As you might imagine, ordering a wet martini is the opposite of a dry martini, which means you get more vermouth in your cocktail than the standard 4-to-1 ratio.

3. Dirty Martini

The dirty martini, a fairly popular version, uses olive brine for an additional kick, plus olives as a garnish. If you’re a fan of olives, this might be the best option for you.

4. With A Twist

If you’d like your martini with lemon instead of olives (and no olive brine), ask for it with a twist. This will get you a lemon peel garnish in place of the traditional olives. Sometimes a bartender will twist the peel over the drink and run it along the rim of the glass to get an extra pop of citrus in the cocktail.
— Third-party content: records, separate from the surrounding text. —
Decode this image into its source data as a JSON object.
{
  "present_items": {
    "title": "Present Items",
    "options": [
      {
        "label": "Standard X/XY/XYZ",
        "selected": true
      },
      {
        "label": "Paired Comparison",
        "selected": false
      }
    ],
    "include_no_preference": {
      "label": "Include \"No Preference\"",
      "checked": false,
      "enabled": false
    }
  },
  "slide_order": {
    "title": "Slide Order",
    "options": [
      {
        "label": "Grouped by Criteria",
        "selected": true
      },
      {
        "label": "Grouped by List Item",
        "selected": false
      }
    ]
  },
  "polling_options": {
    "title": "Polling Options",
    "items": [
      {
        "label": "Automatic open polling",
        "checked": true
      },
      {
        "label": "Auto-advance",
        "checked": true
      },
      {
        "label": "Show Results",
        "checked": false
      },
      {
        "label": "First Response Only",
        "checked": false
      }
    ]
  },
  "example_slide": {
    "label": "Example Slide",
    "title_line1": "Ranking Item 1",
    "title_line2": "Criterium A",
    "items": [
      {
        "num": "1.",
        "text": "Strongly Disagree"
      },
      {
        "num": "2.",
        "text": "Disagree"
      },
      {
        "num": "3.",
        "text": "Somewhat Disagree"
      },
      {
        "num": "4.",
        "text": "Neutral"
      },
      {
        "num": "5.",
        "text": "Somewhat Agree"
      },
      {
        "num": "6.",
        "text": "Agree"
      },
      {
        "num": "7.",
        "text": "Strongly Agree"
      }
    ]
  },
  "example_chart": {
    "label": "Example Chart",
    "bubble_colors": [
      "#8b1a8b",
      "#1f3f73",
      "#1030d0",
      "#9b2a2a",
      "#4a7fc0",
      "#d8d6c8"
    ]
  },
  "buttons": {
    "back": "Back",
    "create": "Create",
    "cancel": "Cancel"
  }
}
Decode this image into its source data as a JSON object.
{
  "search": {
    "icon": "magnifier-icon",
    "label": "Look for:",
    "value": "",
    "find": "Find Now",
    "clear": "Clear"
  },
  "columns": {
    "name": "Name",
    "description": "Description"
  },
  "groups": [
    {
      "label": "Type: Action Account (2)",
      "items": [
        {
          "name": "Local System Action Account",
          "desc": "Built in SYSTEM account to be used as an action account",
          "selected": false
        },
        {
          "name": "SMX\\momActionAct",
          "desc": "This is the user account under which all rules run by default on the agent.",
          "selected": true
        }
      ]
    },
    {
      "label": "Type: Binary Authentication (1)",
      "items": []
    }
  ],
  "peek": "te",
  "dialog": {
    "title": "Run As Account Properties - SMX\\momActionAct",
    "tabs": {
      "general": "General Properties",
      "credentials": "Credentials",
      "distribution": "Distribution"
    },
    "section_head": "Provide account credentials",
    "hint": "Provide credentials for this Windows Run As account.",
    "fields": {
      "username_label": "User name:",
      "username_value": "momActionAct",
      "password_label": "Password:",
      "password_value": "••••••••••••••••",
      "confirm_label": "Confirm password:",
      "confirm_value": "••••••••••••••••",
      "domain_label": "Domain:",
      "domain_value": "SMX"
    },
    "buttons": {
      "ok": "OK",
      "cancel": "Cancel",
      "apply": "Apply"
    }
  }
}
5. The Gibson

This is what you order when you want cocktail onions to garnish your glass instead of olive or lemon peel. It’s not nearly as popular as the other two, but we suspect that’s because not enough people don’t know this option is out there.

6. Vodka Martini

If you prefer to drink cocktails without hints of juniper, go with vodka. It might not be the most classic way to order a martini, but its clean flavor makes it a popular one.

7. Stirred

Martinis are traditionally stirred. Harry Craddock’s Savoy Cocktail Book recommends stirring for all martini recipes. For one, stirring will mix all the different components of the drink since they’re likely to be of the same density. (Shaking adds texture and aeration that you don’t really need in a martini.) Purists feel that a stirred martini is best so as not to bruise the gin. A bruised gin won’t taste as crisp because the complex mixture of fragrances that make a gin taste so lovely are literally shaken out of wack.

A couple of martinis that were shaken, not stirred.
A couple of martinis that were shaken, not stirred.

8. Shaken

We know that James Bond (who orders his cocktail with vodka AND gin) likes his martini “shaken, not stirred,” but do we know why? A shaken martini means that the drink is mixed in a cocktail shaker with ice. Go ahead and order it this way, just know you might really annoy your bartender in the process.